The Habits of Happiness

“All the joy the world contains has come through wishing happiness for others. All the misery the world contains has come from wanting pleasure for oneself.” 

SHANTIDEVA (685-763)

Sometimes referred to as ‘the happiest man in the world’, Matthieu Ricard is a Buddhist monk and French interpreter for the Dalai Lama. Although trained in biochemistry, Matthieu Ricard left science behind and moved to the Himalayas to pursue happiness both at a basic human level and as a subject of inquiry. Achieving happiness, he says, requires the same kind of effort and mind training that any other serious pursuit involves.

There is great diversity in how people define happiness. To some it is the freshness of the present moment. To others it is a deep sense of well being that underlies all emotional states. There are those who don’t know what happiness is yet they seek it in their lives.Happiness is not a pleasure that is dependent on time, place or things. We very often look outside ourselves in our quest for happiness. When things go wrong, we try to fix the outer world when we should be looking inside ourselves. We have to learn that there are states of mind within ourselves that nourish and promote well-being. The more the negative feelings invade our minds, the more depressed we get. Ricard says that if you allow exterior circumstances to determine your state of mind, then of course you will suffer. You become like a sponge or a chameleon.

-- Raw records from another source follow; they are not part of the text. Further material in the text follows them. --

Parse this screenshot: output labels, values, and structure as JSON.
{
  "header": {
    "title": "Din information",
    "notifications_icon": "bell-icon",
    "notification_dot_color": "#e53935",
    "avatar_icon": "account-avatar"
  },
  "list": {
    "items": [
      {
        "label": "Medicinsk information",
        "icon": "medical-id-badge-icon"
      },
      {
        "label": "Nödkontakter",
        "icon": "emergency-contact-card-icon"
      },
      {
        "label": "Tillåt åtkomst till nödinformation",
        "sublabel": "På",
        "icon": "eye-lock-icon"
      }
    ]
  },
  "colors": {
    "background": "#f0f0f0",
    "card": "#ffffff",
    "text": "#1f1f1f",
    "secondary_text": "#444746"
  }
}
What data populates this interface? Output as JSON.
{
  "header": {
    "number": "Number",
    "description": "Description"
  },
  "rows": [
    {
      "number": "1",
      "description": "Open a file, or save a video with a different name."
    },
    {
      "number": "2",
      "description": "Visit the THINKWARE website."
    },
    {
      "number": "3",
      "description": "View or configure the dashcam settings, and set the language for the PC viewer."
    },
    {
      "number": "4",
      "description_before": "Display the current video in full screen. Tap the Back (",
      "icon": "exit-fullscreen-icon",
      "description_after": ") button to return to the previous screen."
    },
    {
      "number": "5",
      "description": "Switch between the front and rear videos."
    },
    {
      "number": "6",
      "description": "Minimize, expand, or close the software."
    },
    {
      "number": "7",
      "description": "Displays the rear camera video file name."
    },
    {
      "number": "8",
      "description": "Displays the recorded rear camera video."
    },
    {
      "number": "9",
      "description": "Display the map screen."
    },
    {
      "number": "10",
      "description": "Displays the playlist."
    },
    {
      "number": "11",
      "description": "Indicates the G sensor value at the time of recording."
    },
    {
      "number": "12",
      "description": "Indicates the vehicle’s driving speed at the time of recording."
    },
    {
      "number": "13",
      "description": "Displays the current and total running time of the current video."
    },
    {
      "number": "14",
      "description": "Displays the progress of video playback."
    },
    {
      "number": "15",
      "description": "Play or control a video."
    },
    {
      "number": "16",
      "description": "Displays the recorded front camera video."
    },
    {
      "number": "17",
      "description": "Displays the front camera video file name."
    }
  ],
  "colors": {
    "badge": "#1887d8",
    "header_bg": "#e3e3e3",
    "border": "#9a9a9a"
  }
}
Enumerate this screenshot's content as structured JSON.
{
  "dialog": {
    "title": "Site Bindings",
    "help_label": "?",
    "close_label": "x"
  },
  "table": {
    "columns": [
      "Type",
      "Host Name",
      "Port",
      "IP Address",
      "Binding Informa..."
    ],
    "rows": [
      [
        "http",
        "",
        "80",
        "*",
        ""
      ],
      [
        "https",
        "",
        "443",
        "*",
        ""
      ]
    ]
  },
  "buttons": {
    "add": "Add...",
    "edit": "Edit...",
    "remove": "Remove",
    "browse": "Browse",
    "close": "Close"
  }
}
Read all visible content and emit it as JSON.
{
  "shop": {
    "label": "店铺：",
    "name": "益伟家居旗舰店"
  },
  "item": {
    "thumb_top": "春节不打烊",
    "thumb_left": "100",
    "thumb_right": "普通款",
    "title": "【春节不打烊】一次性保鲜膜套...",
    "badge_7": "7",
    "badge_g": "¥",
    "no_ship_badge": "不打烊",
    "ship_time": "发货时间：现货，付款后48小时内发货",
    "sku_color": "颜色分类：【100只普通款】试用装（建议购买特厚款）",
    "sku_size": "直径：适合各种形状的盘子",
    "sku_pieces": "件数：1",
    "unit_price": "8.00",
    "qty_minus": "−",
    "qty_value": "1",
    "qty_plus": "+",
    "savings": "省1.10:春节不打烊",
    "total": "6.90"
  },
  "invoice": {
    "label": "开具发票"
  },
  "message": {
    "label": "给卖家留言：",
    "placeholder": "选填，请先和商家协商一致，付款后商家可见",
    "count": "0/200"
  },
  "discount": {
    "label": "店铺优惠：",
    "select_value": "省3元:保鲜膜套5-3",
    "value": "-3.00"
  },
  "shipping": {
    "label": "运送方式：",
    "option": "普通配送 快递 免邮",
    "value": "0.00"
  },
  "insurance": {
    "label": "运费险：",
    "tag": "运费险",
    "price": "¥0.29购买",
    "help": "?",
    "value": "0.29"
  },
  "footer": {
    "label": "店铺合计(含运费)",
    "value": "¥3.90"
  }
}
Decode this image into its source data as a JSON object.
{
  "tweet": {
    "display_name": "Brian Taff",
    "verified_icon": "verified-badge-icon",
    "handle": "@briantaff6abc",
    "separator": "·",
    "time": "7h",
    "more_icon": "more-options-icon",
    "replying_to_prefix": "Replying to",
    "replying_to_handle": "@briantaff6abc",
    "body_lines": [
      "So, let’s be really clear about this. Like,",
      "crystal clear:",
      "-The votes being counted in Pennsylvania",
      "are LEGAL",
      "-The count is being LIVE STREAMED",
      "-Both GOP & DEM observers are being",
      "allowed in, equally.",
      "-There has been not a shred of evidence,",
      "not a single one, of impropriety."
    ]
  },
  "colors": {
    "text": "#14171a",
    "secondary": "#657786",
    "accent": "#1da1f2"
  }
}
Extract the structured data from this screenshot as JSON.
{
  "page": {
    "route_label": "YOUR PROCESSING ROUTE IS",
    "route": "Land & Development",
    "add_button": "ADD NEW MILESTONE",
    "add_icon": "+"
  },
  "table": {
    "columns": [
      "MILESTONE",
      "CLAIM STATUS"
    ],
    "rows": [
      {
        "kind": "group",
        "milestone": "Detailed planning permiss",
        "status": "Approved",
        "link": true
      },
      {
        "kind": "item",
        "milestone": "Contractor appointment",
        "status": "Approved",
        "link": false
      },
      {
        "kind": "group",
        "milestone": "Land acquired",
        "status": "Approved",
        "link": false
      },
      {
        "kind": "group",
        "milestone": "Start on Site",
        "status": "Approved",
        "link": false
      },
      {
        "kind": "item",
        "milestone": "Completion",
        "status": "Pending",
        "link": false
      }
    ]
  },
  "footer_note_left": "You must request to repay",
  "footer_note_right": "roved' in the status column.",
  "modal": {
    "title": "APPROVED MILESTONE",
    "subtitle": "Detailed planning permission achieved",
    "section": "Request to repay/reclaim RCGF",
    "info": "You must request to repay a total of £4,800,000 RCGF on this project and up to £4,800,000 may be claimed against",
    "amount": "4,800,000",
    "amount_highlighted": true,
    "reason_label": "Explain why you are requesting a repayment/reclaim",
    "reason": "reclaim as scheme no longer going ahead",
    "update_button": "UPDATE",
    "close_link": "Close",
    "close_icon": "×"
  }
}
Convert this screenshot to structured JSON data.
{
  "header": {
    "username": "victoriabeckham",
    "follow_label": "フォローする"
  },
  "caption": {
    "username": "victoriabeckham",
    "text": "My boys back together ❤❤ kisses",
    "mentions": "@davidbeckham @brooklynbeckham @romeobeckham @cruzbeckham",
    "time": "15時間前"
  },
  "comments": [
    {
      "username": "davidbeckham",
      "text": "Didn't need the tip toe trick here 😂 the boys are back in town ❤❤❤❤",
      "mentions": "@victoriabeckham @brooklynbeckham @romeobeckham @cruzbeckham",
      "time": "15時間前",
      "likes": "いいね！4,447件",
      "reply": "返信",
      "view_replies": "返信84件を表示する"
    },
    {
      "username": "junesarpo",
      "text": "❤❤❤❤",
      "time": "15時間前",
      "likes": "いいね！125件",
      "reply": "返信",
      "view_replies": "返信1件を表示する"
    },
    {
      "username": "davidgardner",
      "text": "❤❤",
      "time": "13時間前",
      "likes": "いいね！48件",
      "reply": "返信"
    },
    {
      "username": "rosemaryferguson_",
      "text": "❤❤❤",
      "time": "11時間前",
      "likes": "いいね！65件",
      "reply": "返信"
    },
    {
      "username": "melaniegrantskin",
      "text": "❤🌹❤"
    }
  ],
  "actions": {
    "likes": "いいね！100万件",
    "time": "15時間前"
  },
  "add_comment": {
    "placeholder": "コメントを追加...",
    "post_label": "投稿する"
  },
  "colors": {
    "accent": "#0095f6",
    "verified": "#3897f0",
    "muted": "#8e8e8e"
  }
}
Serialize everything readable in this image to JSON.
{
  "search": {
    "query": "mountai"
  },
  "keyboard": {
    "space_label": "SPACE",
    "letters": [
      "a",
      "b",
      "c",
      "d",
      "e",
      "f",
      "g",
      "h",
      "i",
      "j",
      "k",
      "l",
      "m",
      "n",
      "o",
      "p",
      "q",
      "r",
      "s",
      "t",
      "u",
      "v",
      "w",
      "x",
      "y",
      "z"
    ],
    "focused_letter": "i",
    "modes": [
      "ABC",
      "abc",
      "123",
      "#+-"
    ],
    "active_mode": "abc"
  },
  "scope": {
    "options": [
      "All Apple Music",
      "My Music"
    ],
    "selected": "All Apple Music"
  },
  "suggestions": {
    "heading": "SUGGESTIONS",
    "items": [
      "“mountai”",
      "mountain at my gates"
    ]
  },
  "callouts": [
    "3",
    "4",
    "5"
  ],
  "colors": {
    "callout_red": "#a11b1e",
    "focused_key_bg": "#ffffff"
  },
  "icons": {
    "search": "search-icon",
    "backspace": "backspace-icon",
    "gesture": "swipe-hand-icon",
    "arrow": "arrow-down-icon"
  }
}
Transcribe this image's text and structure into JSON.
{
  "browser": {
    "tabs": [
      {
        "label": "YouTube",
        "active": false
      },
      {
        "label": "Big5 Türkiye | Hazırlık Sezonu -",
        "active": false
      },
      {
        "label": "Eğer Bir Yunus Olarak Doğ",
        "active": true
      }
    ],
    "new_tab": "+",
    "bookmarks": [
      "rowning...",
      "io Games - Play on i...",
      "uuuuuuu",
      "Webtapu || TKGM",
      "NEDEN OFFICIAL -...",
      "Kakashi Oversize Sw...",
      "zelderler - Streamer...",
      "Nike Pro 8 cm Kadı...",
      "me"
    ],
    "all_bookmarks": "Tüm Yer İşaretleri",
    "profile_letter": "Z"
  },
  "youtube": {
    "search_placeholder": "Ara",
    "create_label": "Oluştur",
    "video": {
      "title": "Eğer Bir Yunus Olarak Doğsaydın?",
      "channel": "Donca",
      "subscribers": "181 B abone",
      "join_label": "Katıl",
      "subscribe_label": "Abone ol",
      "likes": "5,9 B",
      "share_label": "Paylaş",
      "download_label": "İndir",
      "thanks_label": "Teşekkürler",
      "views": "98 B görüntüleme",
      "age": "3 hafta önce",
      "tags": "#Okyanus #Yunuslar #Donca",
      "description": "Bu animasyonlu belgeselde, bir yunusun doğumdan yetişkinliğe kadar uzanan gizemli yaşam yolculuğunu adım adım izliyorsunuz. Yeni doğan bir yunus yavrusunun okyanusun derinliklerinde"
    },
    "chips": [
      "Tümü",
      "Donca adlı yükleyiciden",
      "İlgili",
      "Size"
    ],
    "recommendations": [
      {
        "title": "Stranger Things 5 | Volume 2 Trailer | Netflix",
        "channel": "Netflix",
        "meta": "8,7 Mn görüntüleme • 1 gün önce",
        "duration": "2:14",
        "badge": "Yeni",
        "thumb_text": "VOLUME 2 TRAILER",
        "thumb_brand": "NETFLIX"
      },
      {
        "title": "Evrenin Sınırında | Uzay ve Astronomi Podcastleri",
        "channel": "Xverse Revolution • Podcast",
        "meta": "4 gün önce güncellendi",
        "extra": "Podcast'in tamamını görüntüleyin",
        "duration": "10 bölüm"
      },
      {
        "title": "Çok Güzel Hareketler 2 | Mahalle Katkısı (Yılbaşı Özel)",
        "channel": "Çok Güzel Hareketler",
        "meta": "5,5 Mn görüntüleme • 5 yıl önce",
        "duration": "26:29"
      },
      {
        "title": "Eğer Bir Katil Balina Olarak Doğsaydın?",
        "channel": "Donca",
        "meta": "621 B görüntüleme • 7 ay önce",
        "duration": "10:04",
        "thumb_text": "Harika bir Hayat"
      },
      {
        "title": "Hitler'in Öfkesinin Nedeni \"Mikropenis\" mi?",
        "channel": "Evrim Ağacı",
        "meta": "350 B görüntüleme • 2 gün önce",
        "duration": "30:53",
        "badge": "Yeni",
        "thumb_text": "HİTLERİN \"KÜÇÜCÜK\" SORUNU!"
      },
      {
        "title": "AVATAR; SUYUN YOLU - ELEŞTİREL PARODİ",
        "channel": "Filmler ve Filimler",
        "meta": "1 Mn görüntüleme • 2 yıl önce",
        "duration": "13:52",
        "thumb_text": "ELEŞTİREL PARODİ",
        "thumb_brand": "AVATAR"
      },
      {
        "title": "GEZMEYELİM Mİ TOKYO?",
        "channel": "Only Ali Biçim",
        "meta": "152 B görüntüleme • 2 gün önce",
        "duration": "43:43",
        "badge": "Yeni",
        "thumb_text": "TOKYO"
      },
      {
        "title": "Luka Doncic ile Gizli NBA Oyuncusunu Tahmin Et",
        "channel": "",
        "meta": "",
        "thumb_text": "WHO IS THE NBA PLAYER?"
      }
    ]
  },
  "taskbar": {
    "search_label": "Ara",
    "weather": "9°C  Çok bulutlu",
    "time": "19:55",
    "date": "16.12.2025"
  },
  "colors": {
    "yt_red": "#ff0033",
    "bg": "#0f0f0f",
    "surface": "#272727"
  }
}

How, then, does one transform their mind? Behind every thought is simple awareness. This quality of consciousness gives us the possibility of change because emotions are fleeting. Examining our emotions closely, particularly destructive ones, helps us to discover its antidote. Meditation is one way to look within and consciously examine our emotions. It makes sense to train the mind as it can impact the quality of every instant of our lives.

Watch his TED talk here